[RECORDS FOR THE TASK]

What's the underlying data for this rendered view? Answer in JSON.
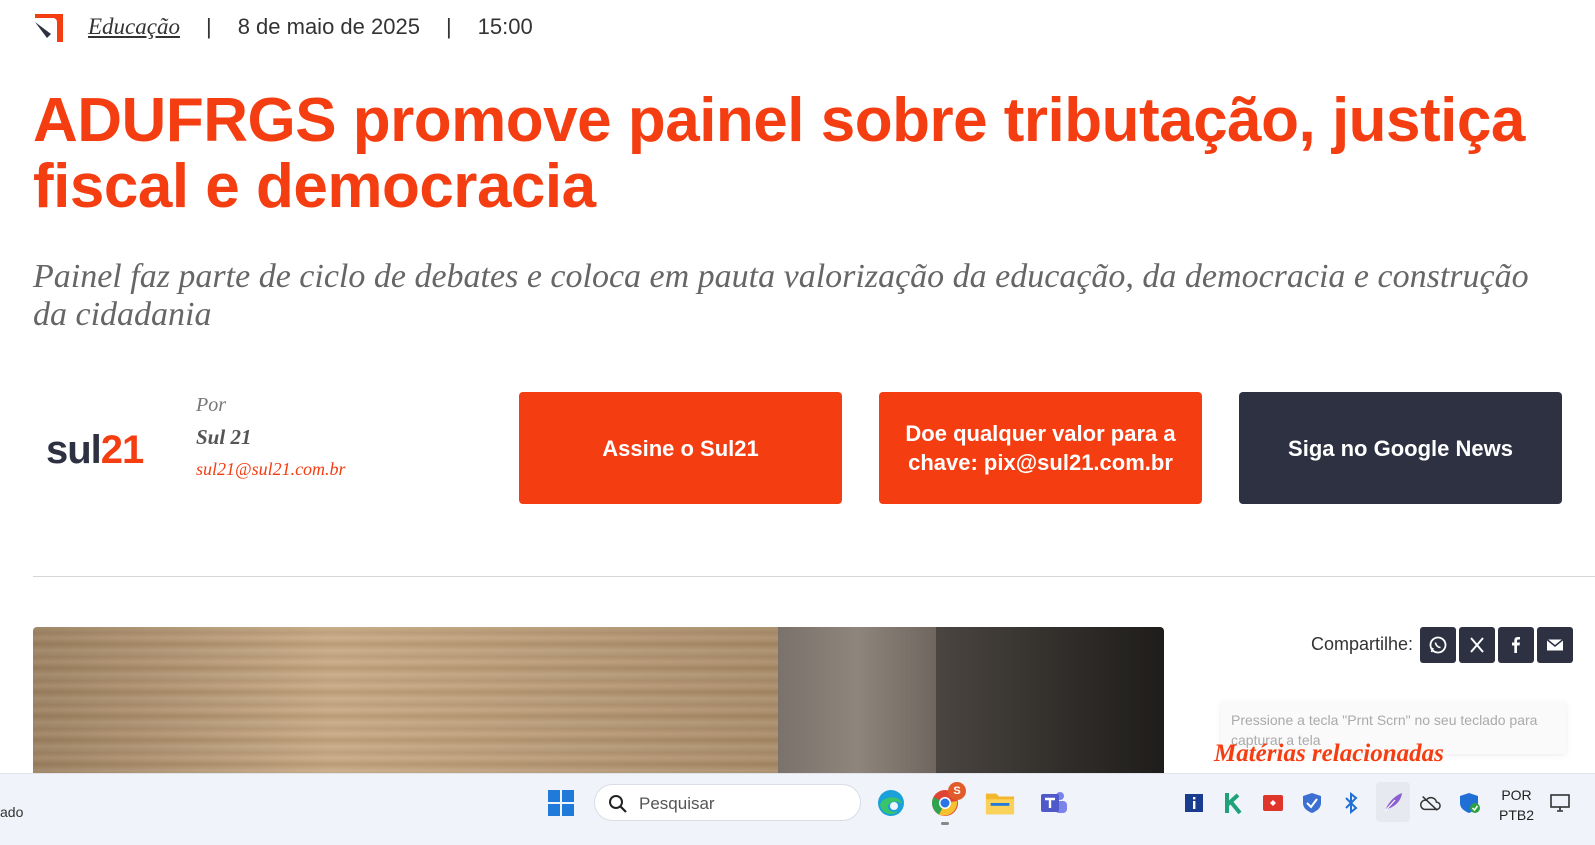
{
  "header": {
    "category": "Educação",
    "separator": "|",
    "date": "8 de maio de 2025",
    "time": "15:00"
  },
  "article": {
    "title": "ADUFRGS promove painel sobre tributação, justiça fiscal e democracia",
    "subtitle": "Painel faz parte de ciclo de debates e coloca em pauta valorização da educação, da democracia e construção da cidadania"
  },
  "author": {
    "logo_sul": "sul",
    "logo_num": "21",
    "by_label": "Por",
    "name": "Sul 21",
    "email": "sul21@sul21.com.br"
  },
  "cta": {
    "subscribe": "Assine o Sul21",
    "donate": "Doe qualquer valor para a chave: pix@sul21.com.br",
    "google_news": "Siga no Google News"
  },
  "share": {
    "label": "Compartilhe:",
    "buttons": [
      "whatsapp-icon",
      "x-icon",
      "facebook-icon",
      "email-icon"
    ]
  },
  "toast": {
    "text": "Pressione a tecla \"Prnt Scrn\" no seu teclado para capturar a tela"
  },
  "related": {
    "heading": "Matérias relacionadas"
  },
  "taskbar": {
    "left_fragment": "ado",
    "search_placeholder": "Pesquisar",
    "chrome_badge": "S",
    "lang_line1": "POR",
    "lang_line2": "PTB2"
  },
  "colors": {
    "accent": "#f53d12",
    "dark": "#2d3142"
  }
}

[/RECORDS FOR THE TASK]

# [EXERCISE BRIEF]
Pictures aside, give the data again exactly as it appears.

# [EXERCISE ANSWER]
What's the underlying data for this rendered view? Answer in JSON.
{
  "header": {
    "category": "Educação",
    "separator": "|",
    "date": "8 de maio de 2025",
    "time": "15:00"
  },
  "article": {
    "title": "ADUFRGS promove painel sobre tributação, justiça fiscal e democracia",
    "subtitle": "Painel faz parte de ciclo de debates e coloca em pauta valorização da educação, da democracia e construção da cidadania"
  },
  "author": {
    "logo_sul": "sul",
    "logo_num": "21",
    "by_label": "Por",
    "name": "Sul 21",
    "email": "sul21@sul21.com.br"
  },
  "cta": {
    "subscribe": "Assine o Sul21",
    "donate": "Doe qualquer valor para a chave: pix@sul21.com.br",
    "google_news": "Siga no Google News"
  },
  "share": {
    "label": "Compartilhe:",
    "buttons": [
      "whatsapp-icon",
      "x-icon",
      "facebook-icon",
      "email-icon"
    ]
  },
  "toast": {
    "text": "Pressione a tecla \"Prnt Scrn\" no seu teclado para capturar a tela"
  },
  "related": {
    "heading": "Matérias relacionadas"
  },
  "taskbar": {
    "left_fragment": "ado",
    "search_placeholder": "Pesquisar",
    "chrome_badge": "S",
    "lang_line1": "POR",
    "lang_line2": "PTB2"
  },
  "colors": {
    "accent": "#f53d12",
    "dark": "#2d3142"
  }
}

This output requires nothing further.